SEE ALSO: How Do You Build New Offices in Williamsburg? Add Manufacturing!

That’s just one reason why The Dime, a new 23-story building under construction at 263 South 5th Street in Williamsburg, Brooklyn, is unique. The 350,000-square-foot building will bring 177 rental apartments, 95,000 square feet of office space and 55,000 square feet of retail to a site at the foot of the Williamsburg Bridge.

Another reason is that the development incorporates a historic building, the 1908 Dime Savings Bank of Williamsburgh on Havemeyer Street. Although the neo-Classical building has been gutted, it will eventually house either a retail space or the lobby for the office part of the tower. Workers will remove the pitched roof of the bank to create a flat, landscaped roof deck.

Meanwhile, the concrete structure of the new tower has reached the 21st floor and is expected to top off this month, with completion scheduled for the end of the year. The top floors offer sweeping views of Brooklyn, Queens, Manhattan and the Williamsburg Bridge. The building has a four-story podium filled with retail and offices, and then it sets back into a slimmer, 19-story residential tower. Chris Fogarty of Fogarty Finger, the lead architect on the project, created a facade with rounded corners and terra cotta tiles that were inspired by the bank building and its original designer, Helmle & Huberty.

The office floors are large, open floor plates, with evenly spaced columns. And there are very few new construction commercial developments in North Brooklyn—with the exception of Rubenstein Partners’ nearby 25 Kent—so the Dime’s commercial space is a valuable commodity. A JLL team led by Howard Hersh is marketing the office space, which has asking rents in the $70s per square foot.

“If you want office space in Brooklyn, you can get converted loft space or you can get this,” Fogarty said. “There’s not a lot of new office space. There’s 30,000-square-foot floor plates, three of them. They’re great for [tenants who need] bums on seats, like tech. And every floor gets outdoor space.”

Commercial tenants will have access to a variety of amenities on the the fifth floor, on top of the podium, including a lawn with a barbecue, a gym, a yoga room and a basketball court. The residential tenants will share the outdoor space with office workers, and they have their own amenities, like a coworking lounge and a fitness center, in the indoor portion of the floor.

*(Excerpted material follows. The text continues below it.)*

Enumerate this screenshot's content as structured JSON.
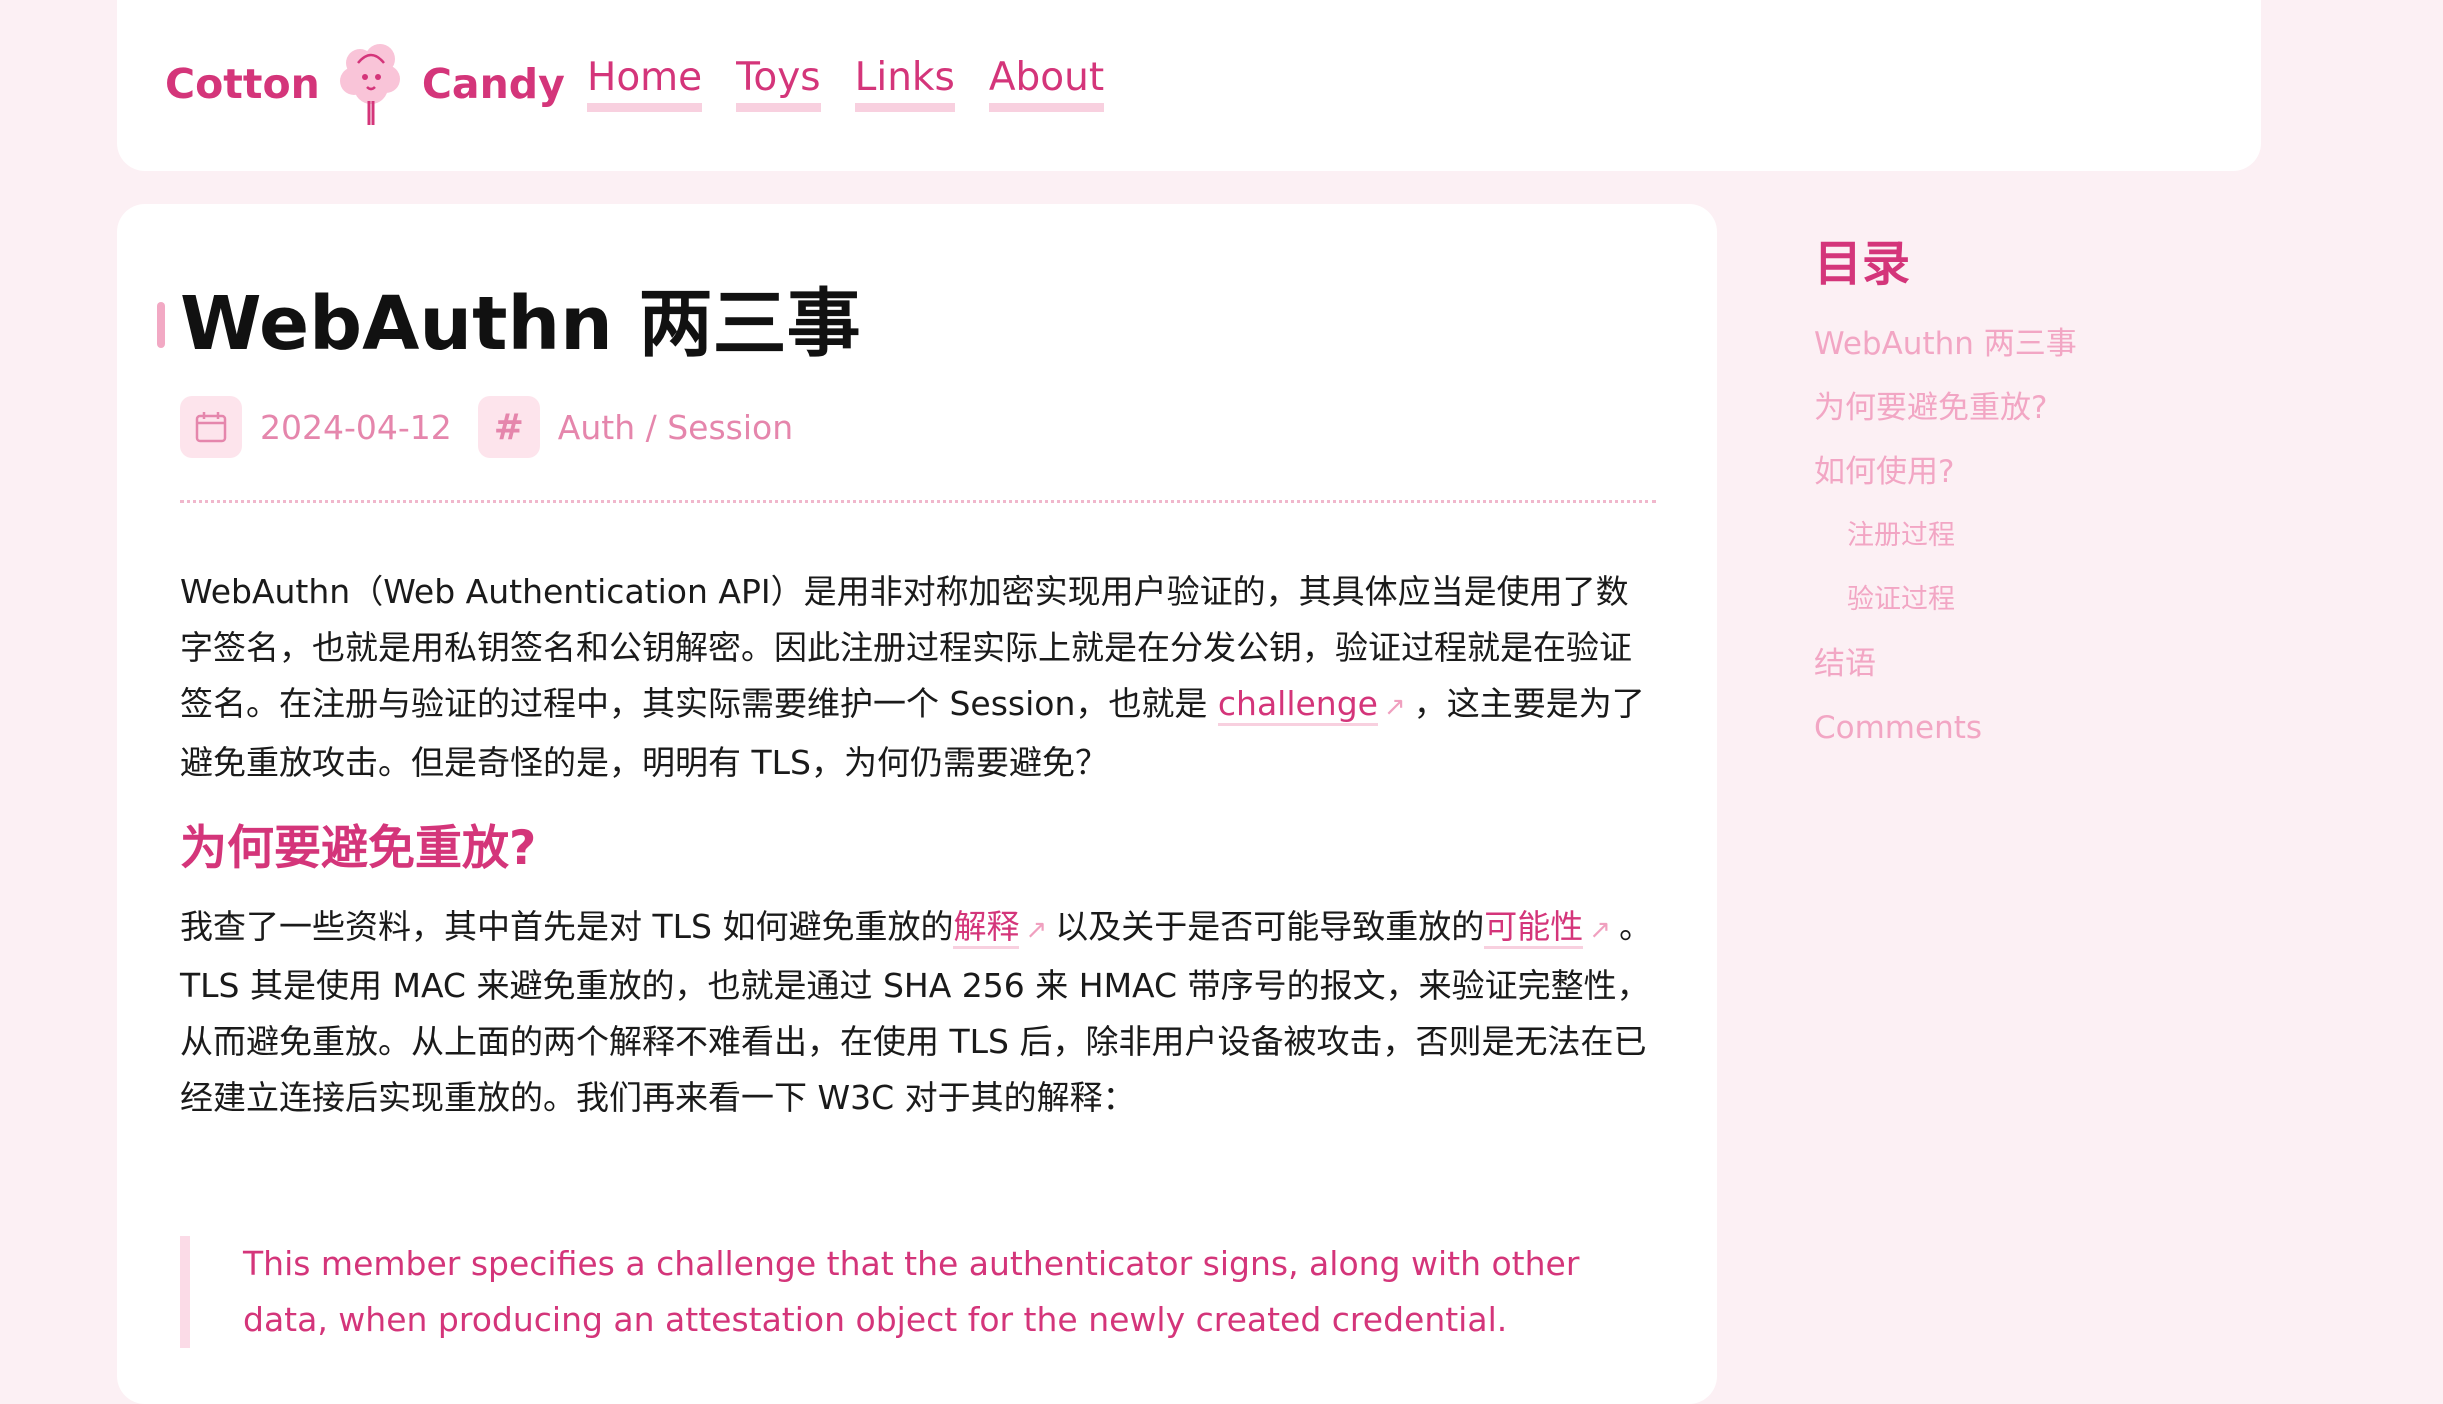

The interior design of the apartments will be “hygge-esque,” said Sam Charney of Charney Construction & Development, who is building the project with Tavros Development Partners. “Danish, modern. The idea was light woods, comfortable. Hygge itself [the concept of Scandinavian coziness] is like sitting around in sheepskin rugs with a cup of tea in front of a fire. Who doesn’t want to be comfortable? Who doesn’t want to see clean lines and natural materials?”